Items from a dataset ->
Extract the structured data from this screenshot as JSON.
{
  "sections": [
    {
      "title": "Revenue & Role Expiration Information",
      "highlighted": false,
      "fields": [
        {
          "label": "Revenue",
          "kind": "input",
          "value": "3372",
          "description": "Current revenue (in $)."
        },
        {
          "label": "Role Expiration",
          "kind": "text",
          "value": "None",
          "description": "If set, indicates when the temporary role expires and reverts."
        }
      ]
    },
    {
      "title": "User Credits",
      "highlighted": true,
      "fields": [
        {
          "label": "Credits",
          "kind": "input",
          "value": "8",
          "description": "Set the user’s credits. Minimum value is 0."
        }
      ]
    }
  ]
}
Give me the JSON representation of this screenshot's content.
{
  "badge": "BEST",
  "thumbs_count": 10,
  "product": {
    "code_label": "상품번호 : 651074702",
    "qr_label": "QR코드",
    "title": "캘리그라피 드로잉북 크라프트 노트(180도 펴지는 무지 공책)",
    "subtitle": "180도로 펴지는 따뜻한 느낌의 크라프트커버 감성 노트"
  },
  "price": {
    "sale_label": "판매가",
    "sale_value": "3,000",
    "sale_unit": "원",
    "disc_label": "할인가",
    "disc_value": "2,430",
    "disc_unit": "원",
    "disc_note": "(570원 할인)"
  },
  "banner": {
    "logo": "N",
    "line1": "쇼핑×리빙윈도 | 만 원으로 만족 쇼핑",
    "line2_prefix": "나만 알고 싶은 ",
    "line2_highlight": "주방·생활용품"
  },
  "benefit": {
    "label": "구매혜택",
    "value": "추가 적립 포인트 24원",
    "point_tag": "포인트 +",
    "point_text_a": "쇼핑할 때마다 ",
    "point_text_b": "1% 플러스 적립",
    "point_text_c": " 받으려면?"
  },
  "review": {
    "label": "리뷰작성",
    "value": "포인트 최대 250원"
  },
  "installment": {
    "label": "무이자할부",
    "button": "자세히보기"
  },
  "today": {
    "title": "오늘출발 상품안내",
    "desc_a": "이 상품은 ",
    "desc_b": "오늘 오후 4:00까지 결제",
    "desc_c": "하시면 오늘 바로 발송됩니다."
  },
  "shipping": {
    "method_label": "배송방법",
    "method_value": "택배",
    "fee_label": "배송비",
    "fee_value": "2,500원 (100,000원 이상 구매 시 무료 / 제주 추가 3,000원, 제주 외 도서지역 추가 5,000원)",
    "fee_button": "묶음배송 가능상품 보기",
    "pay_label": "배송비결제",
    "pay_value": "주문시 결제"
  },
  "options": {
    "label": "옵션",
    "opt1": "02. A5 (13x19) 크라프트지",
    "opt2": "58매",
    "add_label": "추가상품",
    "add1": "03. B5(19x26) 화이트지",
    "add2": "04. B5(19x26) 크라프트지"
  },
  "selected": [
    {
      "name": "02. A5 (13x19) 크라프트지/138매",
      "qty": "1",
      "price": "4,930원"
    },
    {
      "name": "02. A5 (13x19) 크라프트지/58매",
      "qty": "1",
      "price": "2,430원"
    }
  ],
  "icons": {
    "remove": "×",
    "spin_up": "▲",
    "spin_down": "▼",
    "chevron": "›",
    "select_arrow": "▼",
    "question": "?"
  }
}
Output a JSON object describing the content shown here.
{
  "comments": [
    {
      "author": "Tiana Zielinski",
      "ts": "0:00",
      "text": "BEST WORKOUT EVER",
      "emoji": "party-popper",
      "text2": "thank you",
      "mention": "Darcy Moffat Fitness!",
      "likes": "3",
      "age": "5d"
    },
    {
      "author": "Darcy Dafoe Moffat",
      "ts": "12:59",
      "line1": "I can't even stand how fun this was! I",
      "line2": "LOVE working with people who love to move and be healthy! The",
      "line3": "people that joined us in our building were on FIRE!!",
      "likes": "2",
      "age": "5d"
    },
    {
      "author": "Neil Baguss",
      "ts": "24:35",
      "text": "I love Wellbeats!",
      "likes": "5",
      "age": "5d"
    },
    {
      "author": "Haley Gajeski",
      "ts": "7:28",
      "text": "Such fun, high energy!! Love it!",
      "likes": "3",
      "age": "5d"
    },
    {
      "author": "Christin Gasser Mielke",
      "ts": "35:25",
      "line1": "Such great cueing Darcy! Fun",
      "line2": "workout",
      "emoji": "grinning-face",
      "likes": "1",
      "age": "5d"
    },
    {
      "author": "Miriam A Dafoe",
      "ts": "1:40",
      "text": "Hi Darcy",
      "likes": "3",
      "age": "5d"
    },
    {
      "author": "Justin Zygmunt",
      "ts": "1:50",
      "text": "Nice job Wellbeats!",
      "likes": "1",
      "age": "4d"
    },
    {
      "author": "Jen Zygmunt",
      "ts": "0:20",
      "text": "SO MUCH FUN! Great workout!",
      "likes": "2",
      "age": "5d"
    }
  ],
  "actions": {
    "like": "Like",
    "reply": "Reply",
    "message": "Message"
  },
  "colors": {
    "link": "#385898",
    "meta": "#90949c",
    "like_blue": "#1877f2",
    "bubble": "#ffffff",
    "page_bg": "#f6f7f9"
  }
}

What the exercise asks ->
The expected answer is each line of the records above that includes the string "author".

Solved problem ->
      "author": "Tiana Zielinski",
      "author": "Darcy Dafoe Moffat",
      "author": "Neil Baguss",
      "author": "Haley Gajeski",
      "author": "Christin Gasser Mielke",
      "author": "Miriam A Dafoe",
      "author": "Justin Zygmunt",
      "author": "Jen Zygmunt",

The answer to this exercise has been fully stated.